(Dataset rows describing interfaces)
..............................
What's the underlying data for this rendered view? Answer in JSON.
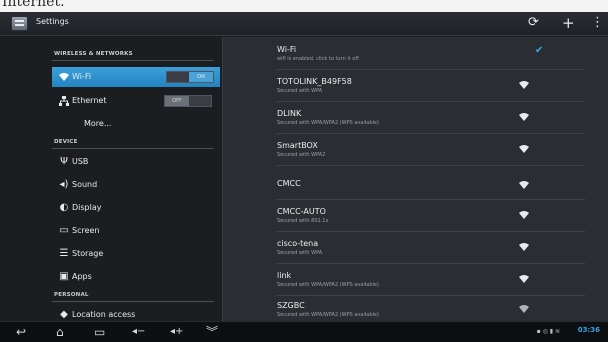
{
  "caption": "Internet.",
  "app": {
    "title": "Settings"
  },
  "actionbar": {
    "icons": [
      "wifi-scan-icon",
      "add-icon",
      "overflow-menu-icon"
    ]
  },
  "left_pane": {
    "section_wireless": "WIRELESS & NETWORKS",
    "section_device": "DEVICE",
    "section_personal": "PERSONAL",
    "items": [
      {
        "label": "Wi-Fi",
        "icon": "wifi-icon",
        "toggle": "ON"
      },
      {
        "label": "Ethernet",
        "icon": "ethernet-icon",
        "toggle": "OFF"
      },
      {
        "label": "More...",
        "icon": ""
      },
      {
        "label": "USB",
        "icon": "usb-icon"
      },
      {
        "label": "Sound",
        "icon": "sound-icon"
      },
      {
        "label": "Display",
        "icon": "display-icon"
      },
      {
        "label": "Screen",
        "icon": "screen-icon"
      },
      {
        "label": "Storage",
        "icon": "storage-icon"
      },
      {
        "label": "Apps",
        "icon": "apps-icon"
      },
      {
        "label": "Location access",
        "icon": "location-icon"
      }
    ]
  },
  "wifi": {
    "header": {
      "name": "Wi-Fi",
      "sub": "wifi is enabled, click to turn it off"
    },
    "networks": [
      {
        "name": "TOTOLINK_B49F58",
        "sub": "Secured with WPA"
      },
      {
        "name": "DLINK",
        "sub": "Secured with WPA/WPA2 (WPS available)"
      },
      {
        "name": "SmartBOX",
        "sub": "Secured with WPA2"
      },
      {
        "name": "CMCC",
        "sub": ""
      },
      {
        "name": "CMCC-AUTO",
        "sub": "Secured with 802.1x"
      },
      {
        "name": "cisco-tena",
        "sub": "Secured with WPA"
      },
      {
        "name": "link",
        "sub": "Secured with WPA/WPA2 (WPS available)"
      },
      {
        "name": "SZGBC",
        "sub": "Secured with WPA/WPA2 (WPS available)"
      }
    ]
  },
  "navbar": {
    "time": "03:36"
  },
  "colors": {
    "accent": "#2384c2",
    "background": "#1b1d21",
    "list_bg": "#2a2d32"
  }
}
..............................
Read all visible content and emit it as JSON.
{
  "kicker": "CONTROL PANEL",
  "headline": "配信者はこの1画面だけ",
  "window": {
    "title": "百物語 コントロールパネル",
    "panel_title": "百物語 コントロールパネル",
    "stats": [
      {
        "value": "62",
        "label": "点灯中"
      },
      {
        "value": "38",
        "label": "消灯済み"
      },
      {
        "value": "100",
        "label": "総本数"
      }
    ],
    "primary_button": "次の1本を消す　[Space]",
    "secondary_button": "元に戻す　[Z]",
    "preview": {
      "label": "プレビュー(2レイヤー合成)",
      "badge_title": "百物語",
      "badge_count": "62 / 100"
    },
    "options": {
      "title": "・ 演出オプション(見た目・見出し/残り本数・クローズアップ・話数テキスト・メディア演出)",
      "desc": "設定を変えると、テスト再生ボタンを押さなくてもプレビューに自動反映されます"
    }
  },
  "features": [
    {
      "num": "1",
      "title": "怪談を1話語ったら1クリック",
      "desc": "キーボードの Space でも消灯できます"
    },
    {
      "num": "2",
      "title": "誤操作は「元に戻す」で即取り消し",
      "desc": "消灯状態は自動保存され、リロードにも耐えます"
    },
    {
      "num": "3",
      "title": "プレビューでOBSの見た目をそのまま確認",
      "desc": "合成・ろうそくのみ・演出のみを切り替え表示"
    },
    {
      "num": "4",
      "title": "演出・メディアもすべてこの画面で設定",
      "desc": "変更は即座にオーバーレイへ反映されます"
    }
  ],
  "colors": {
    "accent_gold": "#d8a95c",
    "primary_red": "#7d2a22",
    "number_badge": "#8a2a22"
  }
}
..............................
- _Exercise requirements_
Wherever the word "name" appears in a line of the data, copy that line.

- _Written answer_
      "name": "Wi-Fi",
        "name": "TOTOLINK_B49F58",
        "name": "DLINK",
        "name": "SmartBOX",
        "name": "CMCC",
        "name": "CMCC-AUTO",
        "name": "cisco-tena",
        "name": "link",
        "name": "SZGBC",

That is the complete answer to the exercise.